Visionary fiction has always been my favorite genre, even before I knew it existed as a genre. This post is about who influenced me to write visionary fiction. It’s bound to cause some controversy.
The drumroll please…
“The secrets of this earth are not for all men to see, but only for those who will seek them.” Ayn Rand, Anthem
I’m going to focus on the visionary fiction angle of Rand’s writing, which was what had influenced me. I view her politics as a minor aspect of her stories. It was the themes that strongly resonated with me and still do. I read Athem in my teens—when I knew little about politics. Today, I know a lot about politics, which is why I’m not a capitalist, socialist or anythingist. Nevertheless, like Rand, I do champion a society that respects the rights of the individual. That’s a consistent theme in all my writing.
While only Anthem is filed under visionary fiction, I connect all of Ayn Rand’s fiction to the genre.
“The creator requires independence. He neither serves, nor rules. He deals with men by free exchange and voluntary choice.” Ayn Rand, The Fountainhead
Only a tyrant would disagree with the above statement. For those not familiar with The Fountainhead, the creator relates to anyone who contributes to society.
Because Rand defined herself by her politics and philosophy, the themes of her books are easy to overlook. In The Fountainhead, the protagonist, Howard Roark, is an architect who must compromise on his vision in order to appease his bosses and the heads of state. They shun his unique designs because they want every building constructed not to stand out. As the story continues, Roark becomes more humble, focusing more on his vision. It’s more important for him to see his building constructed than the recognition he would receive as the architect who designed it. He permits Peter Keating, another architect, to take credit for his work. When Keating acquiesces under the pressure of the state and ruins Roark’s design, Roark blows up the building. Quite an extreme reaction, but I recall feeling the power in the scene. Roark took a stand, not just for his own right to express himself freely as an individual, but for everyone’s right to do so. It’s through the freedom of self-expression that we thrive and continue to evolve.
How many of us would do what Roark had done? How many of us would sit in the background while another person takes credit for our work? Ayn Rand publicly espoused the virtue of selfishness, but her stories reveal the complete opposite. Did she ever see this contradiction? If so, did it confuse her? She had admitted to being an atheist, but the subtext of her work comes across as deeply spiritual.
“What greater wealth is there than to own your life and to spend it on growing? Every living thing must grow. It can’t stand still. It must grow or perish.” Ayn Rand, Atlas Shrugged.
In analyzing Rand’s books at this level of my spiritual journey, I can clearly see that she was evolving through her own writing. Was she aware of it? Her personal life might have been less than ideal, but her words ring true even though she couldn’t live up to them. I feel the same about my own work. Damon, the protagonist from Unison, challenged me and continues to do so. I see him as an ideal—of something I can evolve into. Perhaps Rand viewed Howard Roark similarly.

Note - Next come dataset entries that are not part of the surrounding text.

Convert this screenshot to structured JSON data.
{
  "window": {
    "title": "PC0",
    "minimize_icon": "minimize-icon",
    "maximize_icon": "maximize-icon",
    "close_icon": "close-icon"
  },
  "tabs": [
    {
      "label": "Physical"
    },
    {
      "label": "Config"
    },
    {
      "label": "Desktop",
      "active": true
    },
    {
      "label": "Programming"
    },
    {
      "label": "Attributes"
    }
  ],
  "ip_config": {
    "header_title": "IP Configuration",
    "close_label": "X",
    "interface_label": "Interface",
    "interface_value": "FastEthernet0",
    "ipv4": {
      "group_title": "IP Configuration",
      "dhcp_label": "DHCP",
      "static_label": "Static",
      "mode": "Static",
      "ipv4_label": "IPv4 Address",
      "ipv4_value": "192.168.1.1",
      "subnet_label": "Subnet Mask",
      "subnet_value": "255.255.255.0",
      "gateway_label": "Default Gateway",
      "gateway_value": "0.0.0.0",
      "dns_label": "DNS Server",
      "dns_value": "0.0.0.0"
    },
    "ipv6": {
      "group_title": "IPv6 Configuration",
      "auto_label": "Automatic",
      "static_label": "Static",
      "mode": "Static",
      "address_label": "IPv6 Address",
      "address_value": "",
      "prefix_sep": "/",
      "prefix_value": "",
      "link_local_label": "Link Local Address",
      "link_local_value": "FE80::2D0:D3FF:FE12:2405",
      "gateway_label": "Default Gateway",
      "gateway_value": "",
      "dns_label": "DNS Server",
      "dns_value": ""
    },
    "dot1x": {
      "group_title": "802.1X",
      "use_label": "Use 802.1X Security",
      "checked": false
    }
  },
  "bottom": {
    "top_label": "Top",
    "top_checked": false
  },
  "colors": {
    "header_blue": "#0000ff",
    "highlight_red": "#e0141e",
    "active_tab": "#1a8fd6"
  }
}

Some people might argue as to whether The Fountainhead would be considered visionary fiction, but if Roark’s courtroom speech were understood and followed, the world would be at peace. That is the evolution of consciousness on a profound level!
“It’s the things that we admire or want that enslave us.” Ayn Rand, The Fountainhead
The Rand Influence
Ayn Rand stories inspired me to grow and live my dreams without compromise. However, it took me a while to get here. It wasn’t until I had started writing visionary fiction that I connected to the meaning of what Rand was saying through her fiction. In hindsight, I used to compromise with my writing, but I stopped when I wrote Unison. After I had typed my last word, I felt the power behind Howard Roark’s conviction. I had intellectualized it many years ago but had never felt it from within. Now I produce what comes from my heart and mind, and I’ll continue to evolve with each book that I write. Like Howard Roark, I won’t compromise on my vision, which is why I chose to self-publish.
“An inventor is a man who asks ‘Why?’ of the universe and lets nothing stand between the answer and his mind.” Ayn Rand, from Atlas Shrugged
The Connection in My Writing
One important lesson I have learned on my spiritual journey is that I can only evolve as an individual. In all my books, my protagonists typically come to a similar understanding, either consciously or subconsciously. Perhaps after we die, we enter a collective reality, but we humans don’t do collective well. Collectivism has always led to less freedom. Ayn Rand used this theme, and I do so as well in Unison. The main difference is I don’t directly involve politics in my work. It may be the by-product but never the main focus as I don’t view any political system as an ideal. Nevertheless, if I’m ever referred to a spiritual Ayn Rand, I wouldn’t take offense to it!
If you’re interested to read more about how I connect Ayn Rand’s philosophy with spirituality, please click here to read my five-part series on spiritual objectivism.
Eleni Papanou is the author of two novels. Read more about them at her website.